I took a deep breath, reaching a decision. It wasn’t going to stop, not until it had eaten me and destroyed the ship. I stopped the wind.
“Everyone hold onto something!” I said, bellowing. I glanced at Aishe as he clung to the rail, his eyes huge and locked on me.
I stood in the middle of the ship again and closed my eyes. My magick flashed hot inside, and I used it to once again grab hold of the water’s magick. I clenched my fists and let the foreign magick fill me, feeling the pressure of it, the fluidness of the water, the refreshing and cool sensation. Then I opened my eyes and quickly grabbed a crystal from one of my pouches. It was small but it would serve for the task I gave it. I clasped the crystal between both hands and unleashed the spell with a focused word inside my mind. The spell latched onto the crystal and just as the beast reached us, intent on smashing the ship to pieces, the water suddenly shot upward, like a reverse waterfall.
A large column of water lifted the ship out of harm’s way and the tentacles of the beast slashed at the column and roared in frustration. I made sure the ship reached a good height before locking the spell into the crystal. Spells only lasted if there was enough energy, or rather, magick, to sustain them. With crystals, I could hold the spell longer by pumping a predetermined amount of magick into them, turning the spell into an enchantment. I used such techniques for Geheimnis.
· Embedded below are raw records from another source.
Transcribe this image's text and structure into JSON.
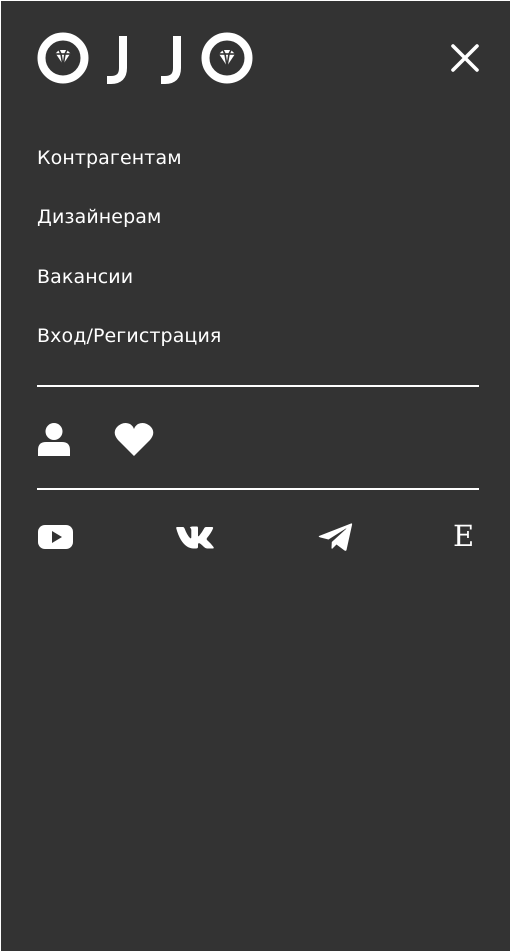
{
  "header": {
    "logo_icon": "ojjo-logo-icon",
    "close_icon": "close-icon"
  },
  "menu": {
    "items": [
      {
        "label": "Контрагентам"
      },
      {
        "label": "Дизайнерам"
      },
      {
        "label": "Вакансии"
      },
      {
        "label": "Вход/Регистрация"
      }
    ]
  },
  "actions": {
    "user_icon": "user-icon",
    "favorites_icon": "heart-icon"
  },
  "social": {
    "youtube_icon": "youtube-icon",
    "vk_icon": "vk-icon",
    "telegram_icon": "telegram-icon",
    "e_label": "E"
  },
  "colors": {
    "panel_background": "#333333",
    "foreground": "#ffffff"
  }
}
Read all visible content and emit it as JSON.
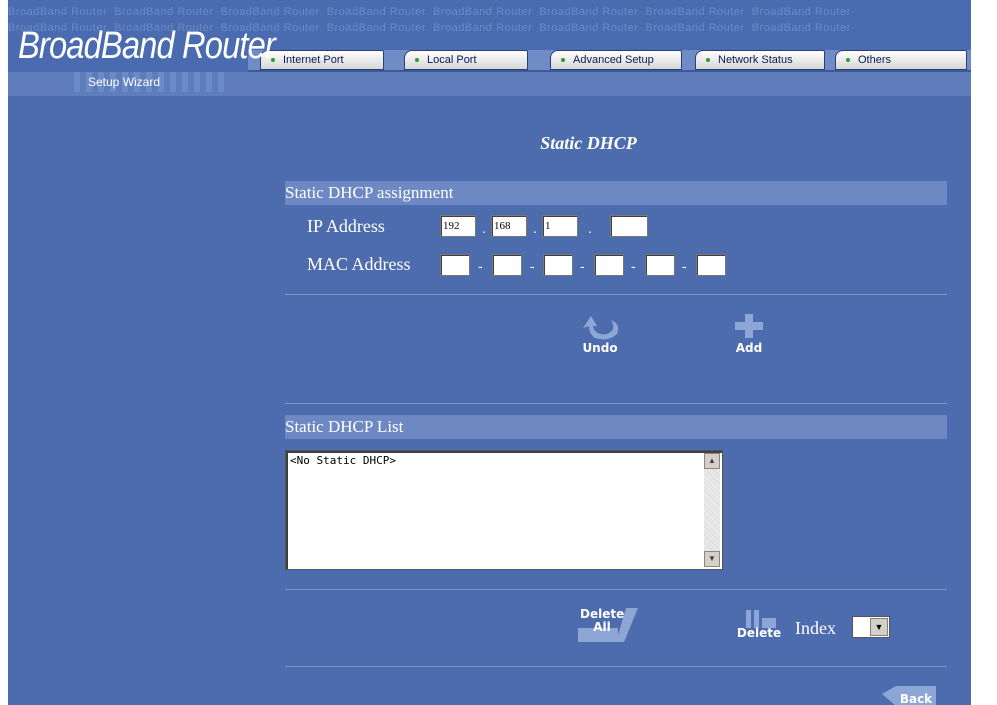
{
  "header": {
    "brand": "BroadBand Router",
    "wizard_label": "Setup Wizard",
    "watermark": "BroadBand Router"
  },
  "nav": {
    "tabs": [
      {
        "label": "Internet Port"
      },
      {
        "label": "Local Port"
      },
      {
        "label": "Advanced Setup"
      },
      {
        "label": "Network Status"
      },
      {
        "label": "Others"
      }
    ]
  },
  "page": {
    "title": "Static DHCP",
    "assignment": {
      "heading": "Static DHCP assignment",
      "ip_label": "IP Address",
      "ip_octets": [
        "192",
        "168",
        "1",
        ""
      ],
      "ip_separator": ".",
      "mac_label": "MAC Address",
      "mac_octets": [
        "",
        "",
        "",
        "",
        "",
        ""
      ],
      "mac_separator": "-"
    },
    "buttons": {
      "undo": "Undo",
      "add": "Add"
    },
    "list": {
      "heading": "Static DHCP List",
      "items": [
        "<No Static DHCP>"
      ]
    },
    "list_buttons": {
      "delete_all_line1": "Delete",
      "delete_all_line2": "All",
      "delete": "Delete",
      "index_label": "Index",
      "back": "Back"
    }
  },
  "colors": {
    "background": "#4d6cad",
    "section_bar": "#6d88c3",
    "tab_dot": "#2d9a2d"
  }
}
I frequently had to recharge the crystals but it meant I didn’t have to consciously think about the spells anymore. They were very nearly freestanding. I used the same concept here but of a shorter extent. What I had planned wouldn’t take very long.
I ran to Aishe and pushed the crystal into his hands. “Hold onto this. It will keep you all airborne.”
“What are you doing?” Aishe made to grab me, but I had already leapt onto the rail, struggling to keep my balance.
“I’ll be right back,” I said.
I took a deep breath before I dove off the rail. I locked my hands over my head and made sure my magick bubbled right below the surface. The beast rose out of the water and opened its mouth. This was going to hurt.
M.D. Grimm has wanted to write stories since second grade (kind of young to make life decisions, but whatever) and nothing has changed since then (well, plenty of things actually, but not that!).
Thankfully, she has indulgent parents who let her dream, but also made sure she understood she’d need a steady job to pay the bills (they never let her forget it!). After graduating from the University of Oregon and majoring in English, (let’s be honest: useless degree, what else was she going to do with it?) she started on her writing career and couldn’t be happier.
Working by day and writing by night (or any spare time she can carve out), she enjoys embarking on romantic quests and daring adventures (living vicariously, you could say) and creating characters that always triumph against the villain, (or else what’s the point?) finding their soul mate in the process.